Cy and Ruby's Law demands more parental rights for LGBTQ couples
Mothers must wait up to two years to be legally declared parents
When woman married to a woman has a baby, she is not automatically a parent if they use a known sperm donor.
Instead, after the child is born, lawyers are hired, a court date is set, and the non-birth mother chooses whether to adopt her child or ask the court to declare that she is a parent.
Cy and Ruby's Law aims to change that. It's a new bill demanding legal rights for LGBTQ parents in Ontario, meaning parental rights would be easier to obtain for same sex, trans and non-gender binary couples.
The bill, being proposed at Queen's Park this week, is named after Cy Jerome Mathers McHenry, Ruby Cecilia Mathers McHenry and Jennifer Mathers McHenry, a family that first fought the way the province treats LGBTQ couples. MPP Cheri DiNovo took up the cause in the legislature.
One of the bills proponents is Sarah Liss, a Toronto writer and one of two mothers of a toddler.
She told Metro Morning LGBTQ parents have to go through a legal process to obtain parental rights because of the wording in the current law.
"It says that there is a 'father/other and a mother,'" she explained.
In the case of two women having a child together using a donor, the process is complex.
"If an LGBTQ family does not know the donor, they can put the second parent as 'other'. But if they do know the donor, they cannot legally do that," said Liss. "They must leave 'other' blank and begin a legal process for that second parent to obtain rights."
That legal process is a months-long ordeal that can be stressful for all involved.
Once the process to claim parental rights begins, the donor has a two-month window to change their mind about their parental rights.
In the meantime, the law dictates that all three parties — in Liss's case, her, her wife and their donor — get separate legal council.
For Sarah, the process lasted from April to October 2014.
Cy and Ruby's Law, as it's proposed, would change language in the current law, striking the need for "mother" and "father".
"For trans individuals, this acknowledges their right to determine how they identify," said Liss. "For example, a trans man who gives birth may not want to be labeled as 'mother.'"
It will include protection for donors — like Sarah's — to prevent child support claims.
It also will give legal rights to all parents regardless of biological involvement in conception, right from birth.

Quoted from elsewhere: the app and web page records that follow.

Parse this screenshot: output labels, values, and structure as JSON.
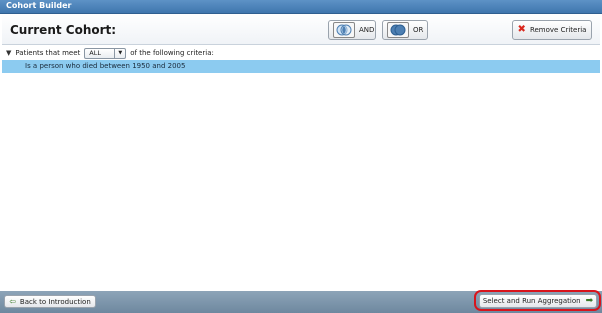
{
  "window": {
    "title": "Cohort Builder"
  },
  "header": {
    "title": "Current Cohort:"
  },
  "toolbar": {
    "and_label": "AND",
    "or_label": "OR",
    "remove_label": "Remove Criteria"
  },
  "criteria": {
    "prefix": "Patients that meet",
    "match_selected": "ALL",
    "suffix": "of the following criteria:",
    "items": [
      "Is a person who died between 1950 and 2005"
    ]
  },
  "footer": {
    "back_label": "Back to Introduction",
    "run_label": "Select and Run Aggregation"
  },
  "colors": {
    "accent": "#8ccbf0",
    "titlebar": "#4a80b8",
    "highlight": "#d8141c"
  }
}
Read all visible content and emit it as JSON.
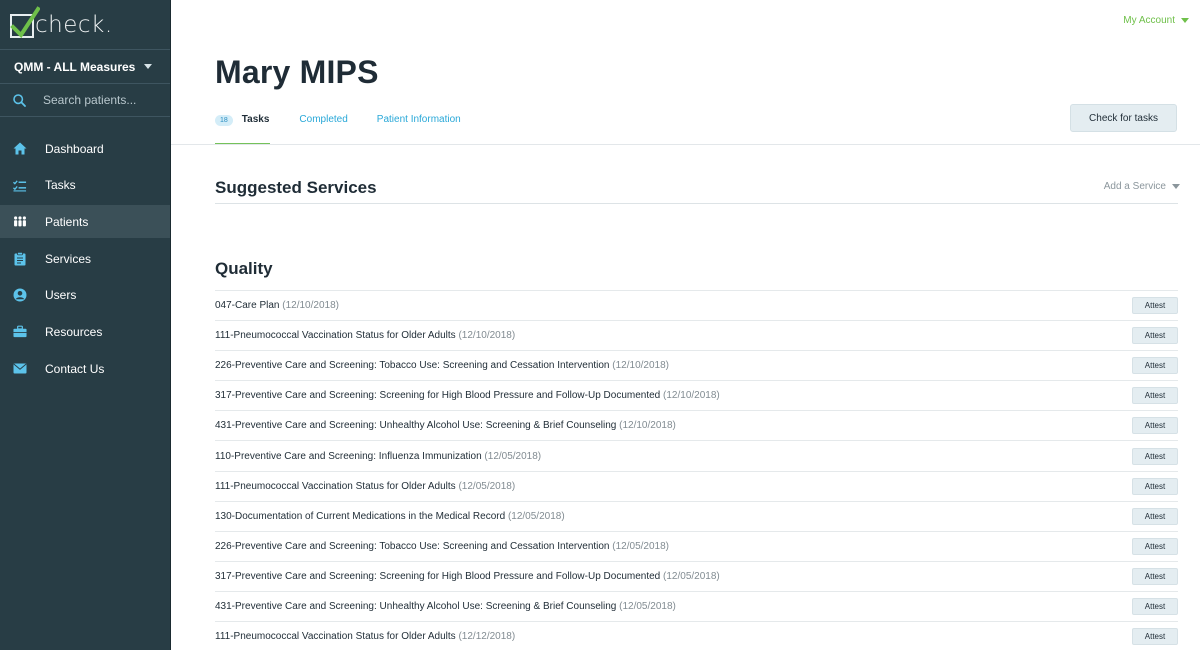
{
  "brand": {
    "logo_text": "check."
  },
  "sidebar": {
    "measure_selector": {
      "label": "QMM - ALL Measures"
    },
    "search": {
      "placeholder": "Search patients..."
    },
    "items": [
      {
        "label": "Dashboard",
        "icon": "home-icon",
        "active": false
      },
      {
        "label": "Tasks",
        "icon": "checklist-icon",
        "active": false
      },
      {
        "label": "Patients",
        "icon": "people-icon",
        "active": true
      },
      {
        "label": "Services",
        "icon": "clipboard-icon",
        "active": false
      },
      {
        "label": "Users",
        "icon": "user-circle-icon",
        "active": false
      },
      {
        "label": "Resources",
        "icon": "briefcase-icon",
        "active": false
      },
      {
        "label": "Contact Us",
        "icon": "envelope-icon",
        "active": false
      }
    ]
  },
  "header": {
    "account_label": "My Account",
    "patient_name": "Mary MIPS",
    "tabs": [
      {
        "label": "Tasks",
        "badge": "18",
        "active": true
      },
      {
        "label": "Completed",
        "active": false
      },
      {
        "label": "Patient Information",
        "active": false
      }
    ],
    "check_button_label": "Check for tasks"
  },
  "suggested_services": {
    "title": "Suggested Services",
    "add_service_label": "Add a Service"
  },
  "quality": {
    "title": "Quality",
    "attest_label": "Attest",
    "rows": [
      {
        "name": "047-Care Plan",
        "date": "(12/10/2018)"
      },
      {
        "name": "111-Pneumococcal Vaccination Status for Older Adults",
        "date": "(12/10/2018)"
      },
      {
        "name": "226-Preventive Care and Screening: Tobacco Use: Screening and Cessation Intervention",
        "date": "(12/10/2018)"
      },
      {
        "name": "317-Preventive Care and Screening: Screening for High Blood Pressure and Follow-Up Documented",
        "date": "(12/10/2018)"
      },
      {
        "name": "431-Preventive Care and Screening: Unhealthy Alcohol Use: Screening & Brief Counseling",
        "date": "(12/10/2018)"
      },
      {
        "name": "110-Preventive Care and Screening: Influenza Immunization",
        "date": "(12/05/2018)"
      },
      {
        "name": "111-Pneumococcal Vaccination Status for Older Adults",
        "date": "(12/05/2018)"
      },
      {
        "name": "130-Documentation of Current Medications in the Medical Record",
        "date": "(12/05/2018)"
      },
      {
        "name": "226-Preventive Care and Screening: Tobacco Use: Screening and Cessation Intervention",
        "date": "(12/05/2018)"
      },
      {
        "name": "317-Preventive Care and Screening: Screening for High Blood Pressure and Follow-Up Documented",
        "date": "(12/05/2018)"
      },
      {
        "name": "431-Preventive Care and Screening: Unhealthy Alcohol Use: Screening & Brief Counseling",
        "date": "(12/05/2018)"
      },
      {
        "name": "111-Pneumococcal Vaccination Status for Older Adults",
        "date": "(12/12/2018)"
      }
    ]
  },
  "colors": {
    "sidebar_bg": "#283d45",
    "sidebar_active": "#3b5058",
    "accent_green": "#6fc04a",
    "link_blue": "#29a8d8",
    "icon_blue": "#5cc3ea"
  }
}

That means donors will not be able to change their mind after the baby is born.
'Scary' wait for parental rights
Liss said the six-month process to be legally recognized as a parent of her baby were "scary."
"You never know if the donor will change their mind in that window," she said.
Liss knew her donor well, but she also knew "people are human and you never know."
Also, if her wife had died in child birth, she would have had zero legal rights over their child. "That was terrifying," said Liss.
The new law would allow both parents, or multiple parents, like gay and lesbian couples who co-parent, to take active roles and have legal rights from the beginning.
"It would cut through the discrimination LGBTQ couples currently face regarding this issue," said Liss. "It would prevent the stress and crazy legal fees that go along with having kids through a known sperm donor."